Is this the right time to buy a house? It's a question being asked across the country by thousands of potential investors in real estate. Before you even attempt to answer it, just consider the situation in the real estate market. Property prices are falling, interest rates are rising and demand is so low that even big builders are finding it difficult to sell projects.
Demand for housing has come down steeply, pulling down property rates in the past year. Prices in some areas have corrected by as much as 25%. The incessant rise in interest rates has made matters worse. With home loan rates touching 12%, investors don't see real estate as a viable investment anymore.According to investment banker Credit Suisse, sales volumes in Mumbai in the first six months of 2008-9 are down 14% compared to the same period in the last year. The steepest fall in a month this year was in August 2008 when sales were down 27% compared to last year. So why would anybody want to invest in real estate at this juncture?
However, reality can be very different from perception. True, the property market is having a rough time and a turnaround isn't likely in the near term. But these worst of times also present the best of opportunities for buyers. Even the most pessimistic industry observers feel that the correction in real estate is over. They expect residential property prices to "drift" by 3-5% rather than "crash" further. There are some positive spin-offs because of the drop in demand in the luxury segment. It has forced realtors to focus on the mid and lower ends of the market. This means no frill houses at reasonable prices.
Pent up demand
Secondly, developers are offering indirect discounts and funding incentives on projects in the hope of attracting buyers in the festive season. "The present scenario is favourable for end-users since they can bargain for the best deals," says Rohtas Goel, CMD, Omaxe .

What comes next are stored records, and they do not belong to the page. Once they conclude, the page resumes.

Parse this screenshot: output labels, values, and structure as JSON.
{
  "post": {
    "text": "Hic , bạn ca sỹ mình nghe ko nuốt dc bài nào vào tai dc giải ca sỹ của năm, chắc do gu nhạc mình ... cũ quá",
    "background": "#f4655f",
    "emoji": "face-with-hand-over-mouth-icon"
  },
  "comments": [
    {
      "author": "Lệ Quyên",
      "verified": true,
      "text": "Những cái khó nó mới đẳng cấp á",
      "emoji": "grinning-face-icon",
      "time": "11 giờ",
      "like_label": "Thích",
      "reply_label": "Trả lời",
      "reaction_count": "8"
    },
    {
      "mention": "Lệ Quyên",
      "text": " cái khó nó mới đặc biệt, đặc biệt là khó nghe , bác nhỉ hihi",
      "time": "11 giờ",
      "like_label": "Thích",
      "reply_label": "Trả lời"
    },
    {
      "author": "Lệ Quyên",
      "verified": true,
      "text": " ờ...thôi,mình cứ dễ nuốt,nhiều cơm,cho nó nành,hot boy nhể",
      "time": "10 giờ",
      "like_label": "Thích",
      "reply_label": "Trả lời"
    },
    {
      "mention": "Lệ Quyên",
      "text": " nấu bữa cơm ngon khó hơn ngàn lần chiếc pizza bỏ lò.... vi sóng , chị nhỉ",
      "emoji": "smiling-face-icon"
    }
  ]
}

It is unlikely that deep-pocketed big builders will cut prices any further. In a report by Citigroup, real estate analyst Ashish Jagnani says that "the probability of large organised developers reducing prices is low, especially with land prices still holding firm and construction costs on the rise."
However, it may be a little premature to say that the worst is over for the real estate market. While prices in most areas have stabilised after correcting from their peak levels, there may still be some pain left in a few pockets of hyperinflation. But it may not be a good strategy to wait for the market to bottom out as you never know when that level is reached.
Sanjiv Sinha, 35, Project manager in the IT division of a large MNC
Early bird advantage
• By the time he got possession in 2006, its value had shot up from Rs 17 lakh to Rs 35 lakh. It's now Rs 45 lakh.
• Encouraged by the experience, Sinha is planning to invest in another house.
• But he wants to buy only from a big builder because he doesn't trust the smaller names, especially in times of a downturn.
Wait and lose
What you need to keep in mind is that real estate is not like any other asset class. You can wait it out for a stock price to correct or the bullion market to come down before you enter. But in case of property, once a dream location is gone, it may be gone forever. Remember that there are many investors waiting on the sidelines to pick up property and, for each, the threshold level is different. For someone, a 5% drop in price may be enough. But to another buyer, even a 20% drop may seem too little. So, if there are several properties on offer, the best ones get lapped up first. "If you buy a house for Rs 50 lakh today, the price may fall to Rs 45 lakh by next year. But it could rise to Rs 75 lakh in the next few years," says Goel.
Local factors count
Also, property prices, unlike other investments, are greatly influenced by local factors. Prices vary across localities depending on the physical and social infrastructure. So, don't expect a price correction to be uniform across a city or a locality. The locational advantage of physical infrastructure also defines property prices. Areas within a city may see a surge in demand if there are plans for a new airport, better road connection, or a metro link in the vicinity. Investments in such areas would yield attractive returns in the next two or three years when these infrastructure projects are complete. On the other hand, some other areas may fall from favour due to other factors (higher prices or delay in infrastructure projects).
Flat interest rates
A major support to falling property prices is the fact that interest rates may not go up soon. Most experts feel that home loan rates might have peaked because inflation may gradually come down. Besides, the sharp fall in home loan disbursals over the past few months and healthy margins of most banks may prompt lenders to offer discounts during the festive season.
If you plan to buy, look for projects that are complete and developers who have only a few apartments left. Developers often want to exit such projects completely and would be willing to give discounts.
Upsizing: A weak market is the perfect opportunity to upsize. It's a good idea to sell property in downtown areas and move to a bigger place in an upcoming suburb. The fall in the established downtown area would be less than the decline in prices in the suburbs.
Downsizing: Bearing in mind that property prices may not go up in a hurry, you could sell a bigger house to shift into a smaller one. The balance money could be invested for a period of 1-2 years. Even without taking the returns into consideration, there are savings on costs of maintaining a smaller property.
Whether you are a buyer or a seller, you need to act now and grab the opportunities presented by this market. Putting your decision on hold and renting because prices might fall further means you are gambling with economic probability rather than moving on with your plans for owning a home.
Why you should shop now
• Prices have come down by 20-25% in some markets
• Builders willing to offer discounts in festive season
• Interest rates have flattened; may not rise any more
• In some markets, prices may not fall any further